* TRY IT: Please report how many lines of the data include the word "icon", with the number as the entire reply.

%%

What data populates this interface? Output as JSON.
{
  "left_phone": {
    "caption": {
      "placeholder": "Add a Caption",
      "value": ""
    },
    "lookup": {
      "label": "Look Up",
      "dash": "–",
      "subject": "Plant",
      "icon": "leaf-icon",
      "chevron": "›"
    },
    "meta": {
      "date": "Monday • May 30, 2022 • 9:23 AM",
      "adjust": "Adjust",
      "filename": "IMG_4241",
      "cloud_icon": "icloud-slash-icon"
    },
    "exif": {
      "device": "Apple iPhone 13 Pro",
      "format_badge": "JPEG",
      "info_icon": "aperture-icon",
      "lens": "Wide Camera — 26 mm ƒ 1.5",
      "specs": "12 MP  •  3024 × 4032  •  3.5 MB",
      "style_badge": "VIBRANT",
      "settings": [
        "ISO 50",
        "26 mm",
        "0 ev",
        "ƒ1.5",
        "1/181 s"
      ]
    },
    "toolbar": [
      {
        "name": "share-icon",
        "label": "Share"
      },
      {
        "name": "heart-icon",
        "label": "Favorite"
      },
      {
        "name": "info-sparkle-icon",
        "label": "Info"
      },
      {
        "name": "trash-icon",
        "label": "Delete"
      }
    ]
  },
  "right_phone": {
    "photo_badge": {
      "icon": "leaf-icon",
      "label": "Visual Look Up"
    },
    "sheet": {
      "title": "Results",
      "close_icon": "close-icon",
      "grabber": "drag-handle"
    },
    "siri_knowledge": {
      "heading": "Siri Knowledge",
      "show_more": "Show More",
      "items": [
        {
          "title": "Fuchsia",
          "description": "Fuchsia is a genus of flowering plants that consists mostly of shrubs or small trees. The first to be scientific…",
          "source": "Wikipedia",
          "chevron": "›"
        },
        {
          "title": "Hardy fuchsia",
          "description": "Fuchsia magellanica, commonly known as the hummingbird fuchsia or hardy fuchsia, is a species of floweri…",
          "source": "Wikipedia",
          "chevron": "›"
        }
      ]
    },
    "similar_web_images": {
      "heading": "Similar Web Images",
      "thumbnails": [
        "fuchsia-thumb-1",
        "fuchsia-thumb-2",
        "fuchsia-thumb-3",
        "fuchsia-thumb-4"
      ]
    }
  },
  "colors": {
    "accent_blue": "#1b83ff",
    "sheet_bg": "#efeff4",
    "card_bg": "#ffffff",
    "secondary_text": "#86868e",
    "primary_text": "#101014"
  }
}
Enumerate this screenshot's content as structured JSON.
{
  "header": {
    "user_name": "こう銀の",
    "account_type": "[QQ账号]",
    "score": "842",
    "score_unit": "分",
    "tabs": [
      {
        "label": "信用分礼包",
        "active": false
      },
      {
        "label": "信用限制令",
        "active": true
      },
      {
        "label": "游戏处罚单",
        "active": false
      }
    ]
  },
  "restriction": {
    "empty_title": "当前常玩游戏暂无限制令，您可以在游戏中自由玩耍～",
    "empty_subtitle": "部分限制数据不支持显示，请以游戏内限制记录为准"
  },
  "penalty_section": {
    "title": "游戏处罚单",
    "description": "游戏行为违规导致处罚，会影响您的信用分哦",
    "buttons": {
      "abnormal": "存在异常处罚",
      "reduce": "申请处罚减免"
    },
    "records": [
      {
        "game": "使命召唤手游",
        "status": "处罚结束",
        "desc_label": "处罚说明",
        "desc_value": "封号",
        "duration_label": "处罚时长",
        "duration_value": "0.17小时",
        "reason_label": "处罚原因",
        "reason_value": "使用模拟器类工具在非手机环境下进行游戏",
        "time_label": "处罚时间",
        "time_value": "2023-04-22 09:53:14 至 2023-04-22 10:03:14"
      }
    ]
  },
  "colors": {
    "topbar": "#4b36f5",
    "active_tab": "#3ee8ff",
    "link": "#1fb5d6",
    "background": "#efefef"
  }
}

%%

* EXERCISE RESPONSE: 9